The records below are to be reproduced exactly, with the pictures left out.

START DATA IN THIS EXERCISE

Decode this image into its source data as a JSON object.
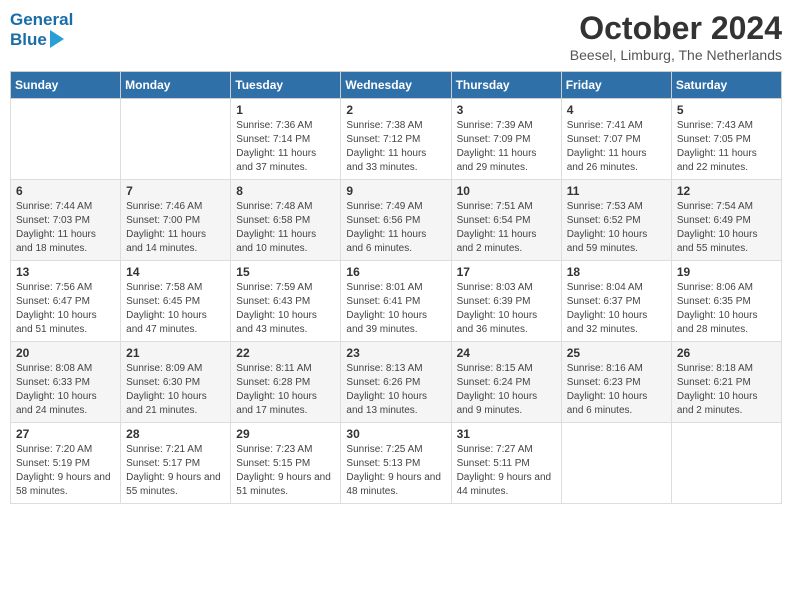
{
  "header": {
    "logo_line1": "General",
    "logo_line2": "Blue",
    "title": "October 2024",
    "location": "Beesel, Limburg, The Netherlands"
  },
  "days_of_week": [
    "Sunday",
    "Monday",
    "Tuesday",
    "Wednesday",
    "Thursday",
    "Friday",
    "Saturday"
  ],
  "weeks": [
    [
      {
        "day": "",
        "content": ""
      },
      {
        "day": "",
        "content": ""
      },
      {
        "day": "1",
        "content": "Sunrise: 7:36 AM\nSunset: 7:14 PM\nDaylight: 11 hours and 37 minutes."
      },
      {
        "day": "2",
        "content": "Sunrise: 7:38 AM\nSunset: 7:12 PM\nDaylight: 11 hours and 33 minutes."
      },
      {
        "day": "3",
        "content": "Sunrise: 7:39 AM\nSunset: 7:09 PM\nDaylight: 11 hours and 29 minutes."
      },
      {
        "day": "4",
        "content": "Sunrise: 7:41 AM\nSunset: 7:07 PM\nDaylight: 11 hours and 26 minutes."
      },
      {
        "day": "5",
        "content": "Sunrise: 7:43 AM\nSunset: 7:05 PM\nDaylight: 11 hours and 22 minutes."
      }
    ],
    [
      {
        "day": "6",
        "content": "Sunrise: 7:44 AM\nSunset: 7:03 PM\nDaylight: 11 hours and 18 minutes."
      },
      {
        "day": "7",
        "content": "Sunrise: 7:46 AM\nSunset: 7:00 PM\nDaylight: 11 hours and 14 minutes."
      },
      {
        "day": "8",
        "content": "Sunrise: 7:48 AM\nSunset: 6:58 PM\nDaylight: 11 hours and 10 minutes."
      },
      {
        "day": "9",
        "content": "Sunrise: 7:49 AM\nSunset: 6:56 PM\nDaylight: 11 hours and 6 minutes."
      },
      {
        "day": "10",
        "content": "Sunrise: 7:51 AM\nSunset: 6:54 PM\nDaylight: 11 hours and 2 minutes."
      },
      {
        "day": "11",
        "content": "Sunrise: 7:53 AM\nSunset: 6:52 PM\nDaylight: 10 hours and 59 minutes."
      },
      {
        "day": "12",
        "content": "Sunrise: 7:54 AM\nSunset: 6:49 PM\nDaylight: 10 hours and 55 minutes."
      }
    ],
    [
      {
        "day": "13",
        "content": "Sunrise: 7:56 AM\nSunset: 6:47 PM\nDaylight: 10 hours and 51 minutes."
      },
      {
        "day": "14",
        "content": "Sunrise: 7:58 AM\nSunset: 6:45 PM\nDaylight: 10 hours and 47 minutes."
      },
      {
        "day": "15",
        "content": "Sunrise: 7:59 AM\nSunset: 6:43 PM\nDaylight: 10 hours and 43 minutes."
      },
      {
        "day": "16",
        "content": "Sunrise: 8:01 AM\nSunset: 6:41 PM\nDaylight: 10 hours and 39 minutes."
      },
      {
        "day": "17",
        "content": "Sunrise: 8:03 AM\nSunset: 6:39 PM\nDaylight: 10 hours and 36 minutes."
      },
      {
        "day": "18",
        "content": "Sunrise: 8:04 AM\nSunset: 6:37 PM\nDaylight: 10 hours and 32 minutes."
      },
      {
        "day": "19",
        "content": "Sunrise: 8:06 AM\nSunset: 6:35 PM\nDaylight: 10 hours and 28 minutes."
      }
    ],
    [
      {
        "day": "20",
        "content": "Sunrise: 8:08 AM\nSunset: 6:33 PM\nDaylight: 10 hours and 24 minutes."
      },
      {
        "day": "21",
        "content": "Sunrise: 8:09 AM\nSunset: 6:30 PM\nDaylight: 10 hours and 21 minutes."
      },
      {
        "day": "22",
        "content": "Sunrise: 8:11 AM\nSunset: 6:28 PM\nDaylight: 10 hours and 17 minutes."
      },
      {
        "day": "23",
        "content": "Sunrise: 8:13 AM\nSunset: 6:26 PM\nDaylight: 10 hours and 13 minutes."
      },
      {
        "day": "24",
        "content": "Sunrise: 8:15 AM\nSunset: 6:24 PM\nDaylight: 10 hours and 9 minutes."
      },
      {
        "day": "25",
        "content": "Sunrise: 8:16 AM\nSunset: 6:23 PM\nDaylight: 10 hours and 6 minutes."
      },
      {
        "day": "26",
        "content": "Sunrise: 8:18 AM\nSunset: 6:21 PM\nDaylight: 10 hours and 2 minutes."
      }
    ],
    [
      {
        "day": "27",
        "content": "Sunrise: 7:20 AM\nSunset: 5:19 PM\nDaylight: 9 hours and 58 minutes."
      },
      {
        "day": "28",
        "content": "Sunrise: 7:21 AM\nSunset: 5:17 PM\nDaylight: 9 hours and 55 minutes."
      },
      {
        "day": "29",
        "content": "Sunrise: 7:23 AM\nSunset: 5:15 PM\nDaylight: 9 hours and 51 minutes."
      },
      {
        "day": "30",
        "content": "Sunrise: 7:25 AM\nSunset: 5:13 PM\nDaylight: 9 hours and 48 minutes."
      },
      {
        "day": "31",
        "content": "Sunrise: 7:27 AM\nSunset: 5:11 PM\nDaylight: 9 hours and 44 minutes."
      },
      {
        "day": "",
        "content": ""
      },
      {
        "day": "",
        "content": ""
      }
    ]
  ]
}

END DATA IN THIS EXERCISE

OUTPUT
Decode this image into its source data as a JSON object.
{
  "header": {
    "logo_line1": "General",
    "logo_line2": "Blue",
    "title": "October 2024",
    "location": "Beesel, Limburg, The Netherlands"
  },
  "days_of_week": [
    "Sunday",
    "Monday",
    "Tuesday",
    "Wednesday",
    "Thursday",
    "Friday",
    "Saturday"
  ],
  "weeks": [
    [
      {
        "day": "",
        "content": ""
      },
      {
        "day": "",
        "content": ""
      },
      {
        "day": "1",
        "content": "Sunrise: 7:36 AM\nSunset: 7:14 PM\nDaylight: 11 hours and 37 minutes."
      },
      {
        "day": "2",
        "content": "Sunrise: 7:38 AM\nSunset: 7:12 PM\nDaylight: 11 hours and 33 minutes."
      },
      {
        "day": "3",
        "content": "Sunrise: 7:39 AM\nSunset: 7:09 PM\nDaylight: 11 hours and 29 minutes."
      },
      {
        "day": "4",
        "content": "Sunrise: 7:41 AM\nSunset: 7:07 PM\nDaylight: 11 hours and 26 minutes."
      },
      {
        "day": "5",
        "content": "Sunrise: 7:43 AM\nSunset: 7:05 PM\nDaylight: 11 hours and 22 minutes."
      }
    ],
    [
      {
        "day": "6",
        "content": "Sunrise: 7:44 AM\nSunset: 7:03 PM\nDaylight: 11 hours and 18 minutes."
      },
      {
        "day": "7",
        "content": "Sunrise: 7:46 AM\nSunset: 7:00 PM\nDaylight: 11 hours and 14 minutes."
      },
      {
        "day": "8",
        "content": "Sunrise: 7:48 AM\nSunset: 6:58 PM\nDaylight: 11 hours and 10 minutes."
      },
      {
        "day": "9",
        "content": "Sunrise: 7:49 AM\nSunset: 6:56 PM\nDaylight: 11 hours and 6 minutes."
      },
      {
        "day": "10",
        "content": "Sunrise: 7:51 AM\nSunset: 6:54 PM\nDaylight: 11 hours and 2 minutes."
      },
      {
        "day": "11",
        "content": "Sunrise: 7:53 AM\nSunset: 6:52 PM\nDaylight: 10 hours and 59 minutes."
      },
      {
        "day": "12",
        "content": "Sunrise: 7:54 AM\nSunset: 6:49 PM\nDaylight: 10 hours and 55 minutes."
      }
    ],
    [
      {
        "day": "13",
        "content": "Sunrise: 7:56 AM\nSunset: 6:47 PM\nDaylight: 10 hours and 51 minutes."
      },
      {
        "day": "14",
        "content": "Sunrise: 7:58 AM\nSunset: 6:45 PM\nDaylight: 10 hours and 47 minutes."
      },
      {
        "day": "15",
        "content": "Sunrise: 7:59 AM\nSunset: 6:43 PM\nDaylight: 10 hours and 43 minutes."
      },
      {
        "day": "16",
        "content": "Sunrise: 8:01 AM\nSunset: 6:41 PM\nDaylight: 10 hours and 39 minutes."
      },
      {
        "day": "17",
        "content": "Sunrise: 8:03 AM\nSunset: 6:39 PM\nDaylight: 10 hours and 36 minutes."
      },
      {
        "day": "18",
        "content": "Sunrise: 8:04 AM\nSunset: 6:37 PM\nDaylight: 10 hours and 32 minutes."
      },
      {
        "day": "19",
        "content": "Sunrise: 8:06 AM\nSunset: 6:35 PM\nDaylight: 10 hours and 28 minutes."
      }
    ],
    [
      {
        "day": "20",
        "content": "Sunrise: 8:08 AM\nSunset: 6:33 PM\nDaylight: 10 hours and 24 minutes."
      },
      {
        "day": "21",
        "content": "Sunrise: 8:09 AM\nSunset: 6:30 PM\nDaylight: 10 hours and 21 minutes."
      },
      {
        "day": "22",
        "content": "Sunrise: 8:11 AM\nSunset: 6:28 PM\nDaylight: 10 hours and 17 minutes."
      },
      {
        "day": "23",
        "content": "Sunrise: 8:13 AM\nSunset: 6:26 PM\nDaylight: 10 hours and 13 minutes."
      },
      {
        "day": "24",
        "content": "Sunrise: 8:15 AM\nSunset: 6:24 PM\nDaylight: 10 hours and 9 minutes."
      },
      {
        "day": "25",
        "content": "Sunrise: 8:16 AM\nSunset: 6:23 PM\nDaylight: 10 hours and 6 minutes."
      },
      {
        "day": "26",
        "content": "Sunrise: 8:18 AM\nSunset: 6:21 PM\nDaylight: 10 hours and 2 minutes."
      }
    ],
    [
      {
        "day": "27",
        "content": "Sunrise: 7:20 AM\nSunset: 5:19 PM\nDaylight: 9 hours and 58 minutes."
      },
      {
        "day": "28",
        "content": "Sunrise: 7:21 AM\nSunset: 5:17 PM\nDaylight: 9 hours and 55 minutes."
      },
      {
        "day": "29",
        "content": "Sunrise: 7:23 AM\nSunset: 5:15 PM\nDaylight: 9 hours and 51 minutes."
      },
      {
        "day": "30",
        "content": "Sunrise: 7:25 AM\nSunset: 5:13 PM\nDaylight: 9 hours and 48 minutes."
      },
      {
        "day": "31",
        "content": "Sunrise: 7:27 AM\nSunset: 5:11 PM\nDaylight: 9 hours and 44 minutes."
      },
      {
        "day": "",
        "content": ""
      },
      {
        "day": "",
        "content": ""
      }
    ]
  ]
}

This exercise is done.